A day after a violent mob of President Donald Trump’s supporters stormed the U.S. Capitol, the Wyoming Republican Party released a statement condemning violence, but said it would “wait for the facts” on whether Trump’s supporters were actually responsible for the breach.
In a statement, the party chastised the media for rushing to the conclusion that the president’s supporters were responsible for the violent seizure of the Capitol that resulted in more than 50 arrests and four people dead.
Numerous Republicans — including Wyoming’s Congresswoman Liz Cheney — have already blamed the president for inciting the riots by continuing to assert the election was stolen. According to reporting by the New York Times, White House counsel Pat Cipollone warned the president that he could face legal exposure for the riot given that he had urged his supporters — many of whom carried Trump flags — to march to the Capitol and fight for him immediately prior to the breach.
“We do not condone violence, and would hope people would make good decisions,” the state GOP’s statement read. “Since the facts are still unknown, any statement regarding the events is premature, as all we know is the media side of the story. We will not jump to conclusions and point fingers until we have the facts. It is our hope that the media will report the truth, and that the justice system will prosecute those responsible, first for the riots in the Spring of 2020 and then, when the facts come out regarding the events of this day, those responsible for yesterday’s chaos.”

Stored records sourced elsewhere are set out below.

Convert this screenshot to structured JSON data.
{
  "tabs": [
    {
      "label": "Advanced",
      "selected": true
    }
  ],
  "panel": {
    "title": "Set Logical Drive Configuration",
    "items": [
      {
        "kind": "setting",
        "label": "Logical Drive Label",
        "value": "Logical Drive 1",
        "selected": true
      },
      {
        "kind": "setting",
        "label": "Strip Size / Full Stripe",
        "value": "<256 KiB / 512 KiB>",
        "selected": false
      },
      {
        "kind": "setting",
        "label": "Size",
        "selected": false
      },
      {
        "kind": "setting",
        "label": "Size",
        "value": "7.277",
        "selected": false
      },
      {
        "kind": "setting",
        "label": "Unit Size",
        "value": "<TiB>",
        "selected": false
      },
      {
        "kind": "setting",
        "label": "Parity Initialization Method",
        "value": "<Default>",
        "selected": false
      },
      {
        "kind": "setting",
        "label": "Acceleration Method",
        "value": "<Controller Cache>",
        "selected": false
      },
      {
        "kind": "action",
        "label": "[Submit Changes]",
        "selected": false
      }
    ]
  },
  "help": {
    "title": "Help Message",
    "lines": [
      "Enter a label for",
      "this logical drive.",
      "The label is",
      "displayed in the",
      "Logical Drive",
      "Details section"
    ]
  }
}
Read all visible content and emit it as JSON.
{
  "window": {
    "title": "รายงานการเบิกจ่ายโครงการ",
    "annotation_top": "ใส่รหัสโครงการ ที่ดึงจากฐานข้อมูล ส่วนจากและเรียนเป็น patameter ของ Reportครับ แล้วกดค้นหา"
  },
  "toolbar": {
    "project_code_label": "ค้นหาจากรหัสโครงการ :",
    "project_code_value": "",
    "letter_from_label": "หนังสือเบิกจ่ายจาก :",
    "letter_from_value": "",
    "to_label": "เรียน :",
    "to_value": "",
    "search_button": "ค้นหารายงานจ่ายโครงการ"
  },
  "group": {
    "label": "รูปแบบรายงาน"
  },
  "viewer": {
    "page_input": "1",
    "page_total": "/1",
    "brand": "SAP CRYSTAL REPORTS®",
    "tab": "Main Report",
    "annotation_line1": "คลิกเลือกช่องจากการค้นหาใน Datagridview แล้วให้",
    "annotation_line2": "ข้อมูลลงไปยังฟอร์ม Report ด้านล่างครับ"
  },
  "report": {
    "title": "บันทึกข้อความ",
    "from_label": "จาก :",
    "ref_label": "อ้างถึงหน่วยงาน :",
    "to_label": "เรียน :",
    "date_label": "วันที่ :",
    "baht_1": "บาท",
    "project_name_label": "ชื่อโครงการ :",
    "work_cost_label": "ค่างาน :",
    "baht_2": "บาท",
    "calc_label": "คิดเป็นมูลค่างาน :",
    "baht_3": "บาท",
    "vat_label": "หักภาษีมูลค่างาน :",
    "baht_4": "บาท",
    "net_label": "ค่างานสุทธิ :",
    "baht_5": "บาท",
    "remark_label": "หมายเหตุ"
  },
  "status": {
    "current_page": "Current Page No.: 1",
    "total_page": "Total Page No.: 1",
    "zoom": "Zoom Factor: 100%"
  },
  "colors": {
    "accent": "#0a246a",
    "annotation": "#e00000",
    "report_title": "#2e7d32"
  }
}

The Wyoming Republican Party has consistently supported the president’s baseless assertions that rampant voter fraud helped Democrat Joe Biden win the 2020 elections: arguments that have not withstood numerous recounts, reviews and more than 50 separate court cases.
In a separate statement, Wyoming Republican Party Chairman Frank Eathorne — who was among tens of thousands of protesters at a “Stop The Steal” rally on the National Mall on Wednesday — said that his observations of the event showed a “peaceful and patriotic crowd” there to support a President in his efforts to overturn the results of the 2020 election. That statement, however, almost completely ignored the unrest that followed, which involved demonstrators clashing with police, breaking windows inside of the Capitol, and trashing the offices of members of Congress and their staff as elected officials and members of the press huddled behind locked doors in the United States Capitol building.
“No violence or property damage was observed during my time there including a brief stop in the vicinity of the Capitol building property,” Eathorne wrote. “I retired from the public gathering near mid-afternoon and watched the news of some reported events I personally had not witnessed. The President’s statement tonight (Wednesday) urging peace and love is the right course of action.”
A text message sent to Eathorne by a Star-Tribune reporter at 3:07 p.m. Eastern Time on Wednesday asking about the chairman’s safety and what he saw at the Capitol was never returned.
Eathorne’s experience was visually represented in a brief, 19-second clip of an enthusiastic crowd cheering outside of the U.S. Capitol building posted to the Wyoming GOP’s Facebook page on Wednesday, with the caption “This is what’s really happening near the White House in case the media is not reporting. Chairman Eathorne is there with other great Wyoming patriots!”
The GOP’s statements contrasted notably with one the party issued in the summer of 2020, when unknown vandals wrote an explicit condemnation of Trump in spray paint on the windows of the Wyoming Republican Party Headquarters in downtown Cheyenne. The vandalism came at the height of nationwide rallies calling for police reform, some of which erupted in violence amid clashes between a mix of right wing agitators, various leftist groups and the police.
At the time, the party made a point to mention that one of the Republican Party’s timeless principles was to “uphold the rule of law.”
“The organization of the left is astounding and their tactics are consistently undermining morality,” they wrote of the vandalism, which was cleaned from the windows shortly after.
Some conservative media outlets and a handful of Republican members of Congress have claimed with scarce evidence leftist agitators affiliated with various antifascist groups were responsible for escalating the violence. One particular Washington Times article named by Congressman Matt Gaetz as evidence of leftist violence was quickly debunked, and the facial recognition firm cited by the Washington Times in that article as having proof of leftist violence has since called for a retraction for the news outlet’s false and unverified claims.
The Wyoming GOP did not endorse those claims in its statement. But it sought to suggest that there might be other explanations for the rioters beyond being Trump supporters.
“While the media rushes to label the protesters Trump supporters while not knowing who actually was responsible for the breach, we sit back and wait for the facts,” the statement read. “The protests the last several months have resulted in burned down buildings, destroyed businesses, and people killed, yet there was no outrage from the corrupt media. People are angry and the facts need to be heard, no voice should be silenced.”
However, in the run up to Wednesday’s riots, pro-Trump groups took to online forums with threats of violence, leaving an extensive digital paper trail.
Livestreamed videos and social media posts by white supremacists and, in one instance, a handful of current and former Republican officials from states like West Virginia and Pennsylvania occupying the Capitol were also unearthed in the wake Wednesday’s protests. Members of the mob carried Trump flags and wore apparel celebrating the president. One well known Trump supporter also livestreamed himself from inside the Capitol after the building was breached.